Interface dataset entries:
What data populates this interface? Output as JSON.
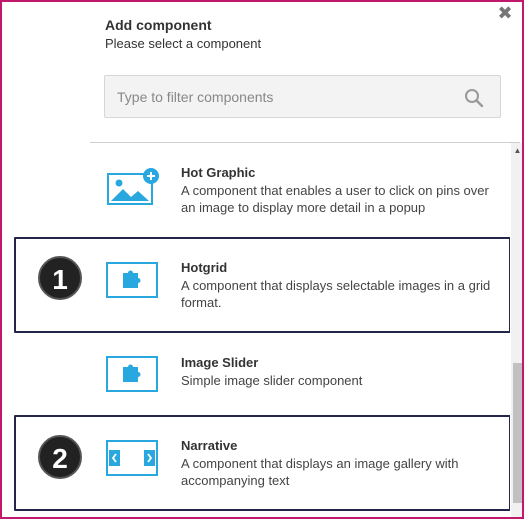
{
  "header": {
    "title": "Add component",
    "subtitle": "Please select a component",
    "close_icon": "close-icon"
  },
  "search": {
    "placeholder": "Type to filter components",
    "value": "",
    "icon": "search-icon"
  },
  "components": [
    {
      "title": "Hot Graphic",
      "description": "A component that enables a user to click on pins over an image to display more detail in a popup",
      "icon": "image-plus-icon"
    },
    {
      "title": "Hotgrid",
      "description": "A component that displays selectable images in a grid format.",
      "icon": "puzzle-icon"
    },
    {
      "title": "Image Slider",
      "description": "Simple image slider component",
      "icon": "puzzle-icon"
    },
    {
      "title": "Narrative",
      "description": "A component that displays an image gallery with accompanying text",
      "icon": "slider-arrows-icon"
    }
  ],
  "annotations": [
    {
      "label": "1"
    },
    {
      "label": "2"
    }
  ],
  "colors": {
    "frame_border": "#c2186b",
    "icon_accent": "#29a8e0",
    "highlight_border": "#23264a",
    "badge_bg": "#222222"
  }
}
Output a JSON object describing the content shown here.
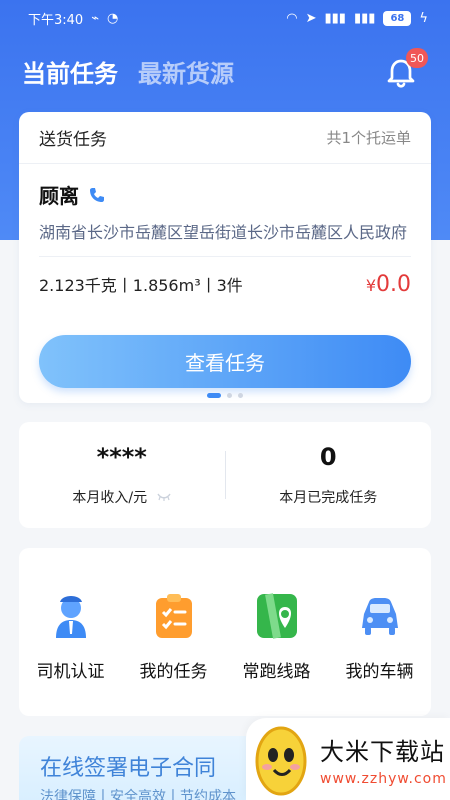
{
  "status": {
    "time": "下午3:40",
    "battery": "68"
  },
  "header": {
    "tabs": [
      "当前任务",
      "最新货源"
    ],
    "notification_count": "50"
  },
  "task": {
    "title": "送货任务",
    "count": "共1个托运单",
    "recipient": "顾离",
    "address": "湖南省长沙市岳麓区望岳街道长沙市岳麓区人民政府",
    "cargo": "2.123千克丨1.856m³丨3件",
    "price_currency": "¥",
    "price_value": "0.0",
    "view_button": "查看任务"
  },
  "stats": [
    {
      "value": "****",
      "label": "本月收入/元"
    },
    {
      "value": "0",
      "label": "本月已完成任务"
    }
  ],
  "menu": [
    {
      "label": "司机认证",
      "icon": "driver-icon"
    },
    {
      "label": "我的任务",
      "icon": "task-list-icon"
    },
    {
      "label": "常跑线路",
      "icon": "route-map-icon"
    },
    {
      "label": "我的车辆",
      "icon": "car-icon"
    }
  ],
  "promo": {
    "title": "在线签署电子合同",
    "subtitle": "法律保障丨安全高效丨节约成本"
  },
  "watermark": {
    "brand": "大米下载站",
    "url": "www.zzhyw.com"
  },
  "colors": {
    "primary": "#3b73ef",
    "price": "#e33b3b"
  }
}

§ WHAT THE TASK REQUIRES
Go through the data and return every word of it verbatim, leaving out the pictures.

§ RESULT OF THIS EXERCISE
What data populates this interface? Output as JSON.
{
  "header": {
    "title": "Add component",
    "subtitle": "Please select a component",
    "close_icon": "close-icon"
  },
  "search": {
    "placeholder": "Type to filter components",
    "value": "",
    "icon": "search-icon"
  },
  "components": [
    {
      "title": "Hot Graphic",
      "description": "A component that enables a user to click on pins over an image to display more detail in a popup",
      "icon": "image-plus-icon"
    },
    {
      "title": "Hotgrid",
      "description": "A component that displays selectable images in a grid format.",
      "icon": "puzzle-icon"
    },
    {
      "title": "Image Slider",
      "description": "Simple image slider component",
      "icon": "puzzle-icon"
    },
    {
      "title": "Narrative",
      "description": "A component that displays an image gallery with accompanying text",
      "icon": "slider-arrows-icon"
    }
  ],
  "annotations": [
    {
      "label": "1"
    },
    {
      "label": "2"
    }
  ],
  "colors": {
    "frame_border": "#c2186b",
    "icon_accent": "#29a8e0",
    "highlight_border": "#23264a",
    "badge_bg": "#222222"
  }
}
Output a JSON object describing the content shown here.
{
  "status": {
    "time": "下午3:40",
    "battery": "68"
  },
  "header": {
    "tabs": [
      "当前任务",
      "最新货源"
    ],
    "notification_count": "50"
  },
  "task": {
    "title": "送货任务",
    "count": "共1个托运单",
    "recipient": "顾离",
    "address": "湖南省长沙市岳麓区望岳街道长沙市岳麓区人民政府",
    "cargo": "2.123千克丨1.856m³丨3件",
    "price_currency": "¥",
    "price_value": "0.0",
    "view_button": "查看任务"
  },
  "stats": [
    {
      "value": "****",
      "label": "本月收入/元"
    },
    {
      "value": "0",
      "label": "本月已完成任务"
    }
  ],
  "menu": [
    {
      "label": "司机认证",
      "icon": "driver-icon"
    },
    {
      "label": "我的任务",
      "icon": "task-list-icon"
    },
    {
      "label": "常跑线路",
      "icon": "route-map-icon"
    },
    {
      "label": "我的车辆",
      "icon": "car-icon"
    }
  ],
  "promo": {
    "title": "在线签署电子合同",
    "subtitle": "法律保障丨安全高效丨节约成本"
  },
  "watermark": {
    "brand": "大米下载站",
    "url": "www.zzhyw.com"
  },
  "colors": {
    "primary": "#3b73ef",
    "price": "#e33b3b"
  }
}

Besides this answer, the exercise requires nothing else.